At 4.15 a.m. on the 15th we left the tent and with nearly empty rucksacks, walked along snow ridges, crossed crevasses and panted heavily when we met any snow slopes. This took us to the “headwall”, the final southwest face (600m, 60-70°) of Yernamandu Kangri (7,163m; this is how it is pronounced by the people of Hushe, but other spellings exist, notably Yermanendu on most maps). With no rope (we had 10m of cord) we knew we had to climb up and down this unprotected. We both sat on refrigerator-sized blocks of ice at the base of the face, looking at it and not saying a word. Then, without any discussion, we stood up and started climbing upward. If either of us had brought up the subject of turning around, we would have both done so without any argument. High on the face, there was an icy section, above which waist deep snow led to the upper southeast ridge. We traversed granite slabs to a col, from where we saw the summit 100m above us. It was becoming shrouded in cloud.

At 11.15 a.m., exactly seven hours after leaving camp and exactly three weeks after leaving Europe, we reached the top. Our InReach device measured an altitude of 7,185m. We stayed only a few minutes, hammered a piton into a crack a little lower down, then started downclimbing the face. At the bottom the sun was shining with full force, making progress torturous. Finally, we reached the tent, where we spent a short night before descending all the way to base camp the following day, very tired but happy.

Apart from the 600m headwall, the 3,000m climb had not been technically difficult, but the terrain had been complex: many crevasses, exposure to serac fall, and avalanche risk.

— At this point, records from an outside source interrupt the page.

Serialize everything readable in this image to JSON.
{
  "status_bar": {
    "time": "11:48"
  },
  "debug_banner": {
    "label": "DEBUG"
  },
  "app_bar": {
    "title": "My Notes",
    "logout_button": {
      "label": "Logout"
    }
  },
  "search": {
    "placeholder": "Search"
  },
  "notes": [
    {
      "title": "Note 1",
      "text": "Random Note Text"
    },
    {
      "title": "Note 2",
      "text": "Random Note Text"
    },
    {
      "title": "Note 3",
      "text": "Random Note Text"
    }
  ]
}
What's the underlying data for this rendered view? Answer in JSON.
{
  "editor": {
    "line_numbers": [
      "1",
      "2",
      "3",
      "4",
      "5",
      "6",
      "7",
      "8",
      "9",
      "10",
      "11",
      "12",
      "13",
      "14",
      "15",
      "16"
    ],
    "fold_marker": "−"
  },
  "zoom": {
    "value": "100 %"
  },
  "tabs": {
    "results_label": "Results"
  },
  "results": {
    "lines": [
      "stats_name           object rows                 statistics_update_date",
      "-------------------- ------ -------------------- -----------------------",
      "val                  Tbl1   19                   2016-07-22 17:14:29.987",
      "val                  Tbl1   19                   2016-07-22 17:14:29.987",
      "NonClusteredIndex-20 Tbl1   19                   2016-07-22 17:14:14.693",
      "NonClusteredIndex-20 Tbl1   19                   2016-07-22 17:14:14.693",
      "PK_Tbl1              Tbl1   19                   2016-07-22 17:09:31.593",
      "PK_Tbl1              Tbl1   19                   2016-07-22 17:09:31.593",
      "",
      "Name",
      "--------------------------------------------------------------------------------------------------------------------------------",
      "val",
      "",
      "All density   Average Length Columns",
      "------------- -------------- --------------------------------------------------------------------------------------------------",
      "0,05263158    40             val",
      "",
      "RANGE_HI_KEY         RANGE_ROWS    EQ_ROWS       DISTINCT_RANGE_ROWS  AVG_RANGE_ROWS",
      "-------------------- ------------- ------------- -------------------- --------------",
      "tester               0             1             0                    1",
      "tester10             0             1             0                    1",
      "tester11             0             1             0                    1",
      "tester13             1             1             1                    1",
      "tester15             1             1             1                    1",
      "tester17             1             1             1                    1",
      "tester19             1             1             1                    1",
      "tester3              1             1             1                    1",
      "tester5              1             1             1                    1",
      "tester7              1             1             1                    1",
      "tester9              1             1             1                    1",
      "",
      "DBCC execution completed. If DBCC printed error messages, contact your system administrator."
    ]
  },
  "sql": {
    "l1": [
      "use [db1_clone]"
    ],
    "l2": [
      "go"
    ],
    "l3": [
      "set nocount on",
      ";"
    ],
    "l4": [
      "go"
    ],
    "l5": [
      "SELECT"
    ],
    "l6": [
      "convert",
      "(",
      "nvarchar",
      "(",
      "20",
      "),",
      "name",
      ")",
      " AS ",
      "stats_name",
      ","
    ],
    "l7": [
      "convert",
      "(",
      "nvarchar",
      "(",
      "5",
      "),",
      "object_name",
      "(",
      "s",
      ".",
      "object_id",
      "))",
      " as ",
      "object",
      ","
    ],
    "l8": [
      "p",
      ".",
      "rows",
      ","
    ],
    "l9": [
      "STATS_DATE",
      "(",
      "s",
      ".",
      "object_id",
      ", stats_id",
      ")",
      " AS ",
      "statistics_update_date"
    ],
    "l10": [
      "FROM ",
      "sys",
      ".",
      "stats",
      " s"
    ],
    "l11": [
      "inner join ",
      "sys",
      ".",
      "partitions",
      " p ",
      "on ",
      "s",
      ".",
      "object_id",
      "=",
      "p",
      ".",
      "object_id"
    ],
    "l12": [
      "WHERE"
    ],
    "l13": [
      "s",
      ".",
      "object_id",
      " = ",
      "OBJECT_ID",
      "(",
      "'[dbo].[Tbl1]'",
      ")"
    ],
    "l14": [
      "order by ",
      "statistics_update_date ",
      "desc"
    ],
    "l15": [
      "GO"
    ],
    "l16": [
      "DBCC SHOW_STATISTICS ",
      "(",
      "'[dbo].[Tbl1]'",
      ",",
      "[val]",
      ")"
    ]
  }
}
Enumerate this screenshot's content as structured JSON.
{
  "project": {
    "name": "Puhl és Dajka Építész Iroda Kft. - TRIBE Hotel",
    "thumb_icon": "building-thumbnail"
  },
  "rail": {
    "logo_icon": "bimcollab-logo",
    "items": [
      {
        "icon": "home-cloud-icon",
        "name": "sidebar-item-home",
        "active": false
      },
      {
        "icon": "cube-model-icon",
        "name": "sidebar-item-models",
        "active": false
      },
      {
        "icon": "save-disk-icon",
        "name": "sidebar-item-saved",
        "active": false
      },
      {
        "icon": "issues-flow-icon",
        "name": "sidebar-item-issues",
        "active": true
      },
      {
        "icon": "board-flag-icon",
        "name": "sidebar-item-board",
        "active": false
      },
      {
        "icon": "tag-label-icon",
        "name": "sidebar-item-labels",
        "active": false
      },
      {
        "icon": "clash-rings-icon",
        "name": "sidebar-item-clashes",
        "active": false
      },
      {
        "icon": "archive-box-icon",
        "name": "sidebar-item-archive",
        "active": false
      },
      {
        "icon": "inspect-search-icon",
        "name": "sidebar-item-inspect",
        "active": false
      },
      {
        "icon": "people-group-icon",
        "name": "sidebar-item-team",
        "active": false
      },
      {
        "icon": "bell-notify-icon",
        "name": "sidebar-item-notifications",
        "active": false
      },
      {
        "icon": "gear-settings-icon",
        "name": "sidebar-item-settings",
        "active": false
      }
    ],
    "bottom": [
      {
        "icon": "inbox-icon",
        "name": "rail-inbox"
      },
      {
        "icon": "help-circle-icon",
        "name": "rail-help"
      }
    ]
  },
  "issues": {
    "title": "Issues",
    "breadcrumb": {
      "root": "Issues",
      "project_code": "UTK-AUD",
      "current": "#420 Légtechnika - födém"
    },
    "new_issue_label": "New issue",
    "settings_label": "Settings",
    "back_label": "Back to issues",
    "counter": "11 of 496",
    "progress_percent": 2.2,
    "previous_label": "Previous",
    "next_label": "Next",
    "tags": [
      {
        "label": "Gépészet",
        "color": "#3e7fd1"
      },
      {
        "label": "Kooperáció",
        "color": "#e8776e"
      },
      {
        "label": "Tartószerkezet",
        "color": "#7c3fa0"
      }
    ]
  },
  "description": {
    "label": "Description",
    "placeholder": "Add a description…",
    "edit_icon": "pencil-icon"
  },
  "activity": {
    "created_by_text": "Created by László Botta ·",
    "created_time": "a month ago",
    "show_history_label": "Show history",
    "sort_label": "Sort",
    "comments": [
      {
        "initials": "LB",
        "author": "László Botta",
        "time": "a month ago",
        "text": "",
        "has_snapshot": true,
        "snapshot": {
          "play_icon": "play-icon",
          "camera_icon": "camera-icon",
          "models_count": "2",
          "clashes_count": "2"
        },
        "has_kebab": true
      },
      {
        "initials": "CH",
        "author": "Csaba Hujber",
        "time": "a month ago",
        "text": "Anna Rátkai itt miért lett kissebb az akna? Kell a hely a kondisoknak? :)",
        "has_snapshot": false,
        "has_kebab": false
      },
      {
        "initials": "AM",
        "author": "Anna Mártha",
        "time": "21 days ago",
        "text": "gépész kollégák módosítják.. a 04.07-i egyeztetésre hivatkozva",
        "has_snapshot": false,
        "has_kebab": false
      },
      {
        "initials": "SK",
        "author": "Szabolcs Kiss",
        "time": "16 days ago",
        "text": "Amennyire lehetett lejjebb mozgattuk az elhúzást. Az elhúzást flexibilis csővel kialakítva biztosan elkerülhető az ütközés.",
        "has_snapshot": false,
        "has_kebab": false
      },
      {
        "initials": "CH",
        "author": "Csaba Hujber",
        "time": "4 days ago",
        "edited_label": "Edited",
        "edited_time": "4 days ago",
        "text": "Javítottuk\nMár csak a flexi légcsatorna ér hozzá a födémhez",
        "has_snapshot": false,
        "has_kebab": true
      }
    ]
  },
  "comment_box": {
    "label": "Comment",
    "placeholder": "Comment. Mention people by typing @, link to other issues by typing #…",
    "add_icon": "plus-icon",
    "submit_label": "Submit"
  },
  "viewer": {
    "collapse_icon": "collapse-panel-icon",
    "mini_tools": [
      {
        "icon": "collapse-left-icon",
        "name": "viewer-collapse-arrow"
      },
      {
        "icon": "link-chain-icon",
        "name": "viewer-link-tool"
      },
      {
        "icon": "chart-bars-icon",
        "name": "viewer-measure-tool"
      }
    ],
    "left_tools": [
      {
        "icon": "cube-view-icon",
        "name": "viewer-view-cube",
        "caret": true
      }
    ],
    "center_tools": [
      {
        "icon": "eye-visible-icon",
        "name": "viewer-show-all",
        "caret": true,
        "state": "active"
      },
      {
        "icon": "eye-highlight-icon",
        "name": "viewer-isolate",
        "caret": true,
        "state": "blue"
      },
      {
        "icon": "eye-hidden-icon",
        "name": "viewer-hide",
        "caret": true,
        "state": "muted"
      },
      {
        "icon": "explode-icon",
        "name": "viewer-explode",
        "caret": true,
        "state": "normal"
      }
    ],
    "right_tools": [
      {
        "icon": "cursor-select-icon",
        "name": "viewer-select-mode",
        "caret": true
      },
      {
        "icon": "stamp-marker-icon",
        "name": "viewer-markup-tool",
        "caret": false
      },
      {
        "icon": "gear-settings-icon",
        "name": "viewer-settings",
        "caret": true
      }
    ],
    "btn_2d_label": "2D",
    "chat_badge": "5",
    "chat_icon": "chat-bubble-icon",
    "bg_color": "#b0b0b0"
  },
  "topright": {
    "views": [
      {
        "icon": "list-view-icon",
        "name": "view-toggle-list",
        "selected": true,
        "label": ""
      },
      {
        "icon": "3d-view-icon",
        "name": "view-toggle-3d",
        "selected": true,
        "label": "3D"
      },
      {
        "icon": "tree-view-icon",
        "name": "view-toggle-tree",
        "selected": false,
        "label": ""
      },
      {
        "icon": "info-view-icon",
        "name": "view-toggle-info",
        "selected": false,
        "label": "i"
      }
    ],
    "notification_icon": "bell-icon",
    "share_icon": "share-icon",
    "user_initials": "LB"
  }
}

The final section was certainly prone to avalanche, but at the same time icy under a covering of loose snow.

Editor’s note: Yernamandu Kangri stands on the southeast ridge of Masherbrum and has no known serious attempt, although in 1981 Volker Stollbohm reached the col at the base of the northwest ridge during an attempt on Masherbrum. The 2023 ascent more or less follows the original route on Masherbrum until the plateau below Yernamandu Kangri’s final southwest face. The successful ascent of Masherbrum in 1960, by a talented American team, built on two previous British attempts; in 1938, where the expedition reached nearly 7,500m on the south-southeast face, and 1957, where the team retreated from around 7,700m. Between these two trips a New Zealand expedition reached 7,070m. While the New Zealanders climbed the middle of the icefall of the Serac Glacier, the two British and the American expeditions all climbed the right side of the Serac Glacier via the so-called Scaly Alley and had a camp on the top of the Dome (ca 6250m) in a similar spot to the 2023 team, which also climbed Scaly Alley. According to the German chronologer, Eberhard Jurgalski, prior to summer 2023 Yernamandu Kangri was the tenth highest unclimbed summit in the world.

Annotation: The text reproduced here is taken from the American Alpine Journal 

At around 6,250m we had to stop and camp below a huge crevasse. The panorama we had was simply impressive!

The final Headwall was snow-loaded and partly icy. Yernamandu Kangri (right, 7.180m) is located east of the mighty Masherbrum (left, 7.821m).

A happy Summit-duo: Simon Messner (left) & Martin Sieberer in their first high camp on the mountain.